- Melanie Vezjak
ESL on Campus PC
How can our community come together in times of deep political division? How can we promote dialogue, respect and social justice? It is my firm belief that we do it by coming together and sharing what we are passionate about. We must collaborate to create spaces for solidarity. SCCAP, the SCU Student Art League, and the Forge garden came together to put on an amazing event, Gallery in the Garden, empowering students to showcase their art, celebrate environmental justice and perform music and slam poetry. Eating home grown salad, singing along and looking at sculpture, over 100 students were able to come together in a laid back atmosphere, mingling with students, faculty and staff from all different areas of campus.

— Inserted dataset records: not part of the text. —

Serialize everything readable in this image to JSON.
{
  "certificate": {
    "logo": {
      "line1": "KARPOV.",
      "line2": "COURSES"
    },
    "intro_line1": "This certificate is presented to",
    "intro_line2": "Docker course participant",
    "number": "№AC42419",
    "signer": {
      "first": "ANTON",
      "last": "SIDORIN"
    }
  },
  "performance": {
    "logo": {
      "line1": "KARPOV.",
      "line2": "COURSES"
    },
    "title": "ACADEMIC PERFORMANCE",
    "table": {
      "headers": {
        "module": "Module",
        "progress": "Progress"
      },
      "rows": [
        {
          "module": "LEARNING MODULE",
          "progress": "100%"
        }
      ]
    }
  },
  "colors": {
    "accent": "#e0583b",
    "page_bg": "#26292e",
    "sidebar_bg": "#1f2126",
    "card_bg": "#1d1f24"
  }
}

The Empowerment Department within SCCAP is launching a new movement, Be More: the campaign to make Santa Clara University more responsible, more sustainable and more transparent. Inspired by the Ignatian philosophy of the Magis, we as a community must hold our institution accountable to its mission and Jesuit identity. We have to encourage the University to be better, to be more. Understanding that the fight for social justice is an uphill battle we know that the only way we can continue on is through community. Martin Luther King wrote, “the arc of the moral universe is long, but it bends towards justice,” movements like ours work to ensure proverbs like these come true. As an institution we must orient ourselves against the grain of the current day and towards justice. We must stand up for the rights of the marginalized. We must be leaders in environmental justice, and not fall complacent in our moral minimums. We must look closely at our university finances and ensure that fall in line with our values. As a community of people who care deeply about the world in which we live, we must challenge our institution to be more responsible, more sustainable and more transparent.
- Ciaran Freeman
LEAD 10: College Going Communities and Challenges, is a class I’ve been taking during this winter quarter. Among the many discussions that have began as a result of the systematic inequalities ingrained in the U.S educational system; mainly the correlation for wealthy communities to receive more resources than they need, and for lower income communities to receive the exact opposite; I’m enthralled by the notion that people still beat the system, people make it out of those low income communities and make something more of themselves and their communities! These outliers, people who have come from the low end of the socioeconomic ladder, are thriving at Santa Clara University, thriving at other colleges; in essence, beating the odds and thriving in places where they statistically and demographically were not meant to be.
From these outliers, we encounter an unquenchable thirst for success, driven by a potent factor: passion. They were able to carry themselves in ways other low income students could not, many times by opportunities, but many times by their sole desire. As mentors and role models, let’s work to ignite this passion when working with low income communities. Why? Because they are not dependant on someone coming to “help them out,” to carry them out of disparity. If as mentors, however, we can aid in their willing process of having an internal locus of control, whereby they perceive their actions as having a monumental impact on the outcomes, I firmly believe more people will make it out. By placing the student in a position of power, where their decisions matter, the passion is ignited!
- Omar Herrera Luna
PC of Sunol